Many believed that the government’s silence was not to defend freedom of speech, but meant to stoke freedom of hate speech against Muslims.

  • Amnesty International has warned against life-threatening conditions at Saudi Arabia’s squalid detention centres, where thousands of Ethiopian migrants are languishing, stating that the African detainees are enduring ‘unimaginable cruelty’ during the coronavirus pandemic and some of them have lost their lives.

Thousands of African migrant workers who fled war and famine in their own countries in search of a better life are being kept in appalling conditions by the Saudis.
The New York-based rights group, in a report published on Friday, stated that it had interviewed detainees who described a catalogue of cruelties at the hands of Saudi authorities, including being chained together in pairs, forced to use their cell floors as toilets, and confined 24 hours a day in unbearably crowded cells.
Amnesty International, based on consistent eyewitness testimonies, documented the deaths of three people – an Ethiopian man, a Yemeni man and a Somali man – at al-Dayer detention centre in Saudi Arabia’s southern Jizan province.
Other detainees reported at least four more deaths. Even though the organisation could not independently corroborate the claims, the prevalence of disease and the lack of food, water and healthcare indicate the true number of deaths could be much higher.
Two people told Amnesty International they had prevented cellmates from committing suicide in Jizan central prison as well as Jeddah detention centre. They cited the uncertainty of the situation, heat and insufficient food as key factors in driving detainees to take their own lives.
Abeba, 24, described the acute mental distress of some of those she was detained with at al-Dayer.
Amnesty noted that several women have given birth during their detention, and that they are returned to the same unsanitary conditions after a short stay at a medical facility.

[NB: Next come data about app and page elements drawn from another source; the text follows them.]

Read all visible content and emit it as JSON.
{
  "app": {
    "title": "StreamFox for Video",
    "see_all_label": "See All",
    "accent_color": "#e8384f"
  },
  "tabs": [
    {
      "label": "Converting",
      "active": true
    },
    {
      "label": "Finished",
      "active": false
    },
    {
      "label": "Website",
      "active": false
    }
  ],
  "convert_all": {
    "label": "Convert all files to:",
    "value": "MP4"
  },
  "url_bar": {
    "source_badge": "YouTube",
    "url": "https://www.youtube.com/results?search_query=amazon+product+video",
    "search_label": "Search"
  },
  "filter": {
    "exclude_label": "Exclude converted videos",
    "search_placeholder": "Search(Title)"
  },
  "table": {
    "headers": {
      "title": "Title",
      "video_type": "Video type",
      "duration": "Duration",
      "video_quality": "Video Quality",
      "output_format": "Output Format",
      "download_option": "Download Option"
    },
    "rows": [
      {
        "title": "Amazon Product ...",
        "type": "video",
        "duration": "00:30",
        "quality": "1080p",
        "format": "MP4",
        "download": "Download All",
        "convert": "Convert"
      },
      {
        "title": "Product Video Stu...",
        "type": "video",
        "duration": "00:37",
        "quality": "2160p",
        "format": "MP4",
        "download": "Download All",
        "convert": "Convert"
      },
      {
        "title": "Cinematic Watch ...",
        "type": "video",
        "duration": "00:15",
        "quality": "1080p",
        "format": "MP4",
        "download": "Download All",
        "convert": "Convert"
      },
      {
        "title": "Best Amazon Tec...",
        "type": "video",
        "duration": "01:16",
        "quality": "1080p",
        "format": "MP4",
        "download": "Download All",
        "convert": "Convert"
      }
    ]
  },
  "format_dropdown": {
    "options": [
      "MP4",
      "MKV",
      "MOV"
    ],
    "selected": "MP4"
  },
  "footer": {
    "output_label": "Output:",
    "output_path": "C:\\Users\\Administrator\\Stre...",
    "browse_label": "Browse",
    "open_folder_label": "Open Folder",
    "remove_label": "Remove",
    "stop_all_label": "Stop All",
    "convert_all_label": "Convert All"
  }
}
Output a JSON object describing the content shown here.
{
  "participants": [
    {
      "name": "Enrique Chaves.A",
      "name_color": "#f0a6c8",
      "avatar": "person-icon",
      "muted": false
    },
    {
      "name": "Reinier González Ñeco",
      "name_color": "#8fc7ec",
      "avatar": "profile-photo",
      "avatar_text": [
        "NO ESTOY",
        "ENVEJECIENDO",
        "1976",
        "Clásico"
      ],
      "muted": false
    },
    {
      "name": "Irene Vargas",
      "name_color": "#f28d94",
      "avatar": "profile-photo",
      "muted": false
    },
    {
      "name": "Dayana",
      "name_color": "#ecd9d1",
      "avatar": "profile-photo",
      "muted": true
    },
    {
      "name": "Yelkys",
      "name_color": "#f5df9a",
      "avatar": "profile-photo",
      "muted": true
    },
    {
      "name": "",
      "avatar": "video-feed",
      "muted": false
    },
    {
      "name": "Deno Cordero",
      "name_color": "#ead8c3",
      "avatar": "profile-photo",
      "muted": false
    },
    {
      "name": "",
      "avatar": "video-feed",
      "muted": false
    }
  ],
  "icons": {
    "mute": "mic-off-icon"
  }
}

Three women reported that two babies and three toddlers had died in al-Dayer, Jeddah and Mecca prisons.
‘The children became sick in al-Dayer because we were sleeping in a dirty place. It was too hot and we didn’t receive enough food. They had diarrhoea and they were very thin. Children were taken to the hospital, where they died,’ Abeba told Amnesty International.

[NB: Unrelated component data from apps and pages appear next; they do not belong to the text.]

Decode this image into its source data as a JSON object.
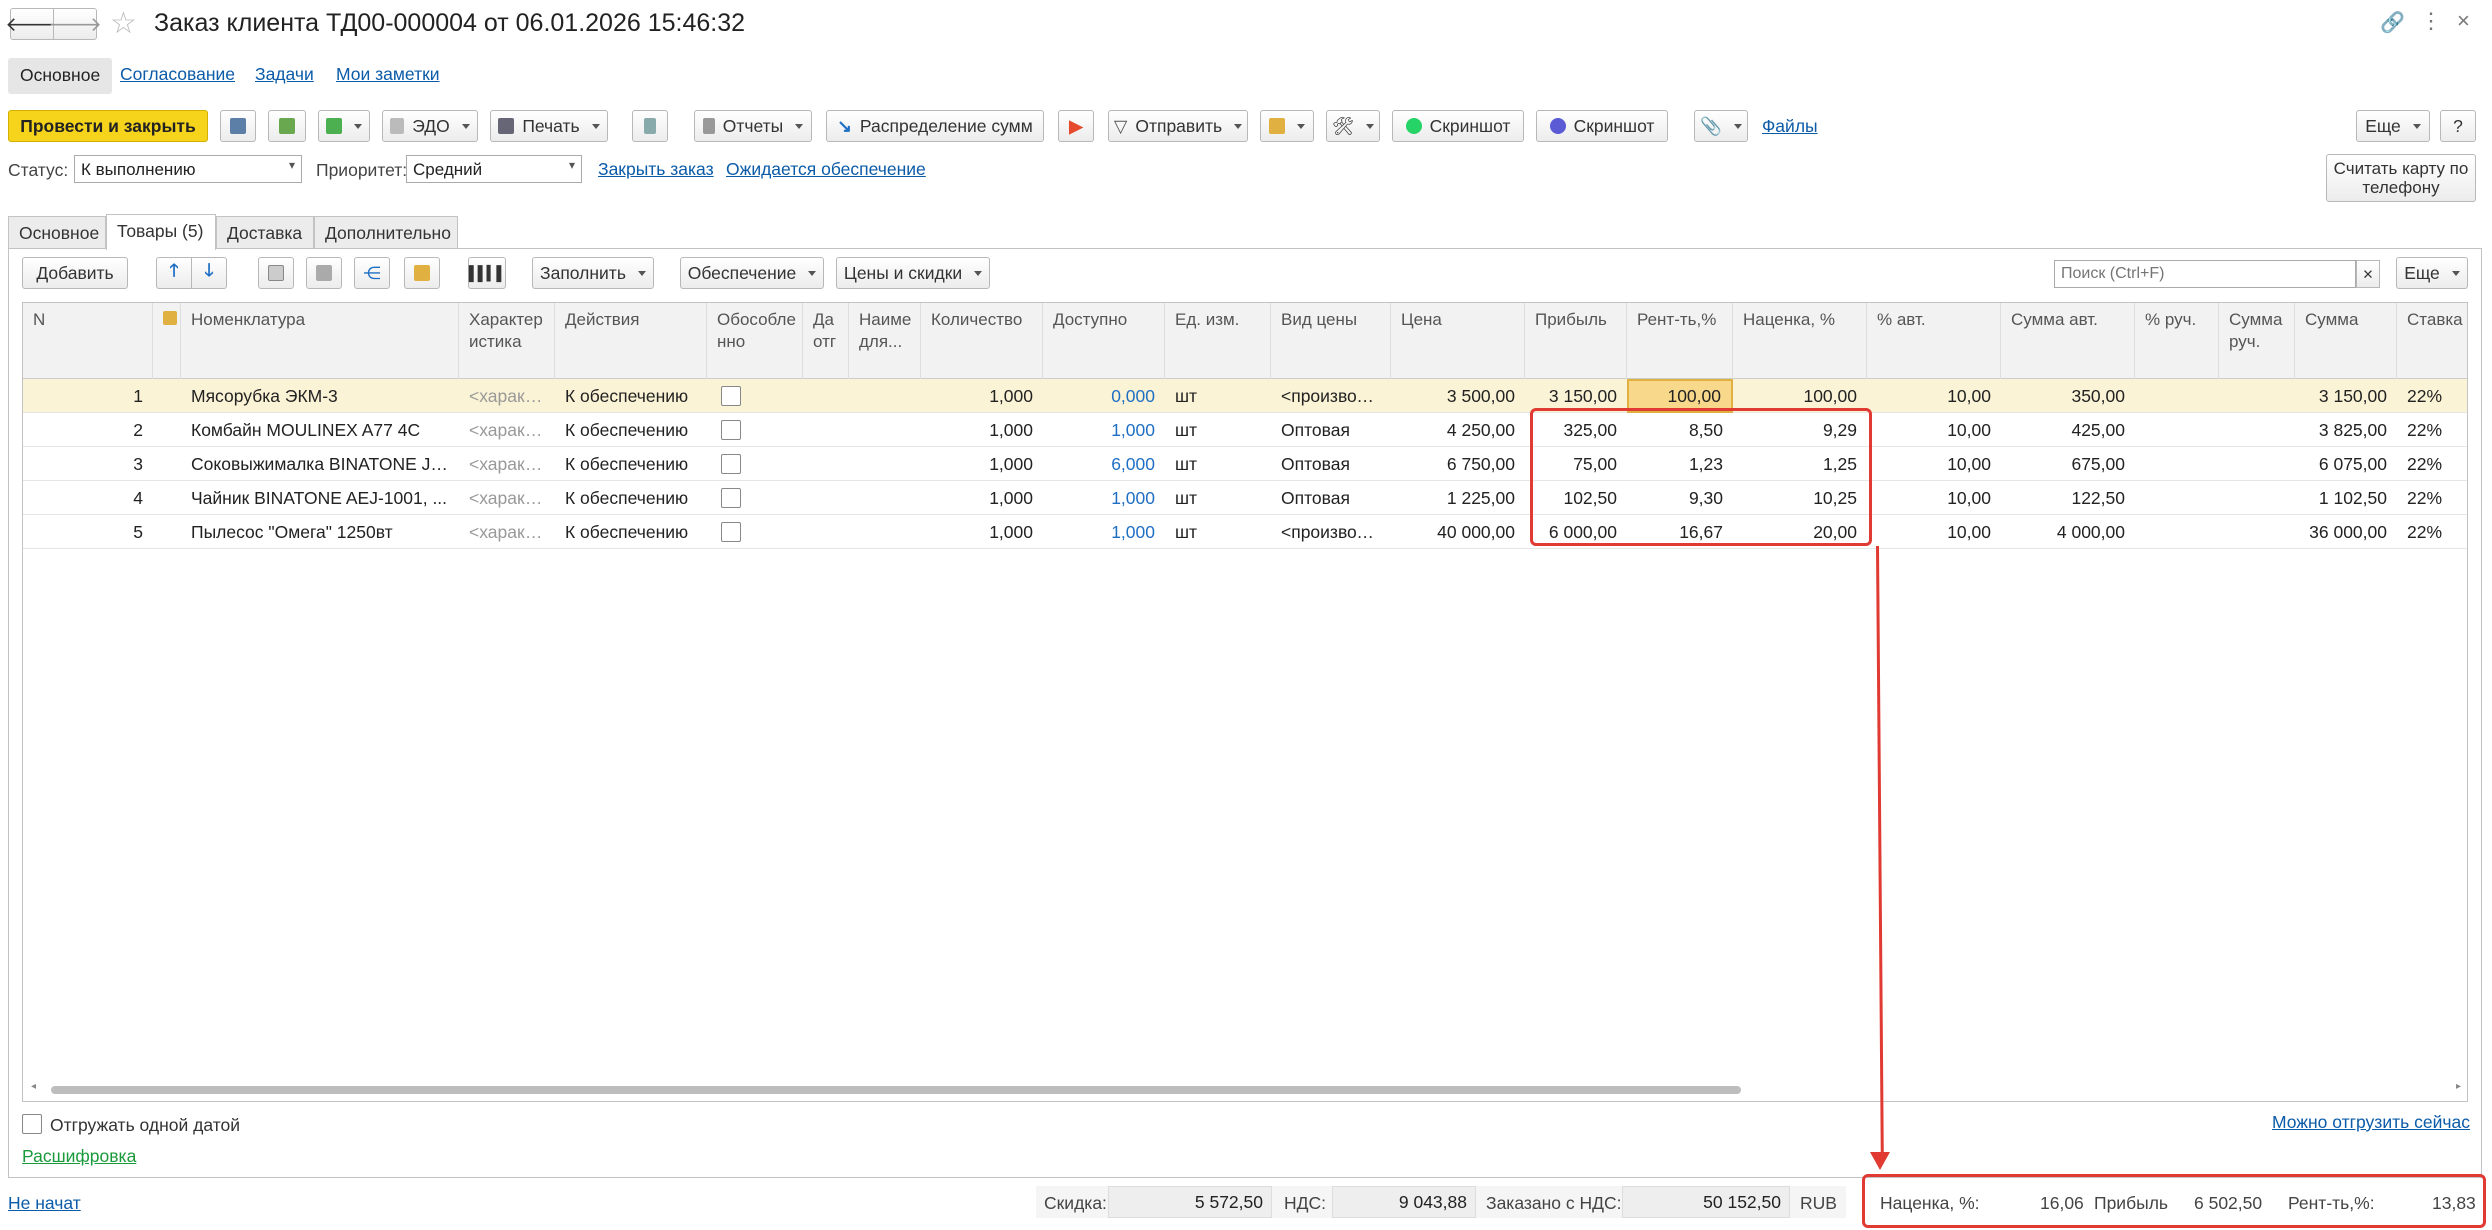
{
  "window": {
    "title": "Заказ клиента ТД00-000004 от 06.01.2026 15:46:32"
  },
  "nav_tabs": [
    "Основное",
    "Согласование",
    "Задачи",
    "Мои заметки"
  ],
  "toolbar": {
    "post_close": "Провести и закрыть",
    "edo": "ЭДО",
    "print": "Печать",
    "reports": "Отчеты",
    "distribute": "Распределение сумм",
    "send": "Отправить",
    "screenshot1": "Скриншот",
    "screenshot2": "Скриншот",
    "files": "Файлы",
    "more": "Еще",
    "help": "?"
  },
  "status": {
    "status_label": "Статус:",
    "status_value": "К выполнению",
    "priority_label": "Приоритет:",
    "priority_value": "Средний",
    "close_order": "Закрыть заказ",
    "awaiting": "Ожидается обеспечение",
    "scan_card": "Считать карту по телефону"
  },
  "doc_tabs": [
    "Основное",
    "Товары (5)",
    "Доставка",
    "Дополнительно"
  ],
  "goods_toolbar": {
    "add": "Добавить",
    "fill": "Заполнить",
    "provision": "Обеспечение",
    "prices": "Цены и скидки",
    "search_placeholder": "Поиск (Ctrl+F)",
    "more": "Еще"
  },
  "table": {
    "headers": [
      "N",
      "",
      "Номенклатура",
      "Характер истика",
      "Действия",
      "Обособле нно",
      "Да отг",
      "Наиме для...",
      "Количество",
      "Доступно",
      "Ед. изм.",
      "Вид цены",
      "Цена",
      "Прибыль",
      "Рент-ть,%",
      "Наценка, %",
      "% авт.",
      "Сумма авт.",
      "% руч.",
      "Сумма руч.",
      "Сумма",
      "Ставка"
    ],
    "rows": [
      {
        "n": "1",
        "name": "Мясорубка ЭКМ-3",
        "char": "<характ...",
        "action": "К обеспечению",
        "qty": "1,000",
        "avail": "0,000",
        "unit": "шт",
        "price_type": "<произвол...",
        "price": "3 500,00",
        "profit": "3 150,00",
        "rent": "100,00",
        "markup": "100,00",
        "pct_auto": "10,00",
        "sum_auto": "350,00",
        "pct_man": "",
        "sum_man": "",
        "sum": "3 150,00",
        "rate": "22%"
      },
      {
        "n": "2",
        "name": "Комбайн MOULINEX  A77 4C",
        "char": "<характ...",
        "action": "К обеспечению",
        "qty": "1,000",
        "avail": "1,000",
        "unit": "шт",
        "price_type": "Оптовая",
        "price": "4 250,00",
        "profit": "325,00",
        "rent": "8,50",
        "markup": "9,29",
        "pct_auto": "10,00",
        "sum_auto": "425,00",
        "pct_man": "",
        "sum_man": "",
        "sum": "3 825,00",
        "rate": "22%"
      },
      {
        "n": "3",
        "name": "Соковыжималка  BINATONE JE...",
        "char": "<характ...",
        "action": "К обеспечению",
        "qty": "1,000",
        "avail": "6,000",
        "unit": "шт",
        "price_type": "Оптовая",
        "price": "6 750,00",
        "profit": "75,00",
        "rent": "1,23",
        "markup": "1,25",
        "pct_auto": "10,00",
        "sum_auto": "675,00",
        "pct_man": "",
        "sum_man": "",
        "sum": "6 075,00",
        "rate": "22%"
      },
      {
        "n": "4",
        "name": "Чайник BINATONE  AEJ-1001, ...",
        "char": "<характ...",
        "action": "К обеспечению",
        "qty": "1,000",
        "avail": "1,000",
        "unit": "шт",
        "price_type": "Оптовая",
        "price": "1 225,00",
        "profit": "102,50",
        "rent": "9,30",
        "markup": "10,25",
        "pct_auto": "10,00",
        "sum_auto": "122,50",
        "pct_man": "",
        "sum_man": "",
        "sum": "1 102,50",
        "rate": "22%"
      },
      {
        "n": "5",
        "name": "Пылесос \"Омега\" 1250вт",
        "char": "<характ...",
        "action": "К обеспечению",
        "qty": "1,000",
        "avail": "1,000",
        "unit": "шт",
        "price_type": "<произвол...",
        "price": "40 000,00",
        "profit": "6 000,00",
        "rent": "16,67",
        "markup": "20,00",
        "pct_auto": "10,00",
        "sum_auto": "4 000,00",
        "pct_man": "",
        "sum_man": "",
        "sum": "36 000,00",
        "rate": "22%"
      }
    ]
  },
  "bottom": {
    "ship_one_date": "Отгружать одной датой",
    "breakdown": "Расшифровка",
    "can_ship": "Можно отгрузить сейчас"
  },
  "footer": {
    "not_started": "Не начат",
    "discount_label": "Скидка:",
    "discount": "5 572,50",
    "vat_label": "НДС:",
    "vat": "9 043,88",
    "ordered_label": "Заказано с НДС:",
    "ordered": "50 152,50",
    "currency": "RUB",
    "markup_label": "Наценка, %:",
    "markup": "16,06",
    "profit_label": "Прибыль",
    "profit": "6 502,50",
    "rent_label": "Рент-ть,%:",
    "rent": "13,83"
  },
  "colors": {
    "accent_yellow": "#f6d41c",
    "link": "#0b5ba8",
    "highlight": "#e03a32",
    "row_selected": "#fbf3d5"
  }
}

Two detainees reported that prison guards had administered electric shocks to them and other detainees as punishment after they complained about conditions.
‘They used this electric device … It made a small hole on my clothes. I saw a man whose nose and mouth were bleeding after that. Since then, we don’t complain anymore because we’re afraid they’ll do again the electric thing on our back,’ Solomon, 28, told Amnesty International.
Eight detainees said they had experienced and seen beatings by prison guards, and shootings during escape attempts.
One man said he had seen the body of a man who had been shot after trying to escape.
Amnesty called on Saudi Arabia to release the migrants and work with Ethiopian authorities to facilitate their repatriation.
‘Thousands of Ethiopian migrants, who left their homes in search of a better life, have instead faced unimaginable cruelty at every turn,’ Amnesty researcher Marie Forestier said in a statement.
‘We are urging the Saudi authorities to immediately release all arbitrarily detained migrants, and significantly improve detention conditions before more lives are lost,’ Forestier said.
Up to half a million Ethiopians were in Saudi Arabia when officials there launched a crackdown on illegal migrants in 2017, according to the UN’s International Organisation for Migration (IOM).
Around 10,000 Ethiopians were on average deported monthly until Ethiopia requested a moratorium earlier this year, because of the coronavirus pandemic.
Ethiopia appears careful not to antagonise Saudi Arabia, which is a key source of foreign remittances.
Three migrants reported last month that visiting Ethiopian diplomats had warned migrants to stop speaking out about detention conditions.
Tsion Teklu, a state minister at Ethiopia’s foreign ministry, said in September that the total number of Ethiopian migrants in Saudi detention facilities was 16,000 earlier this year, but that it had since gone down.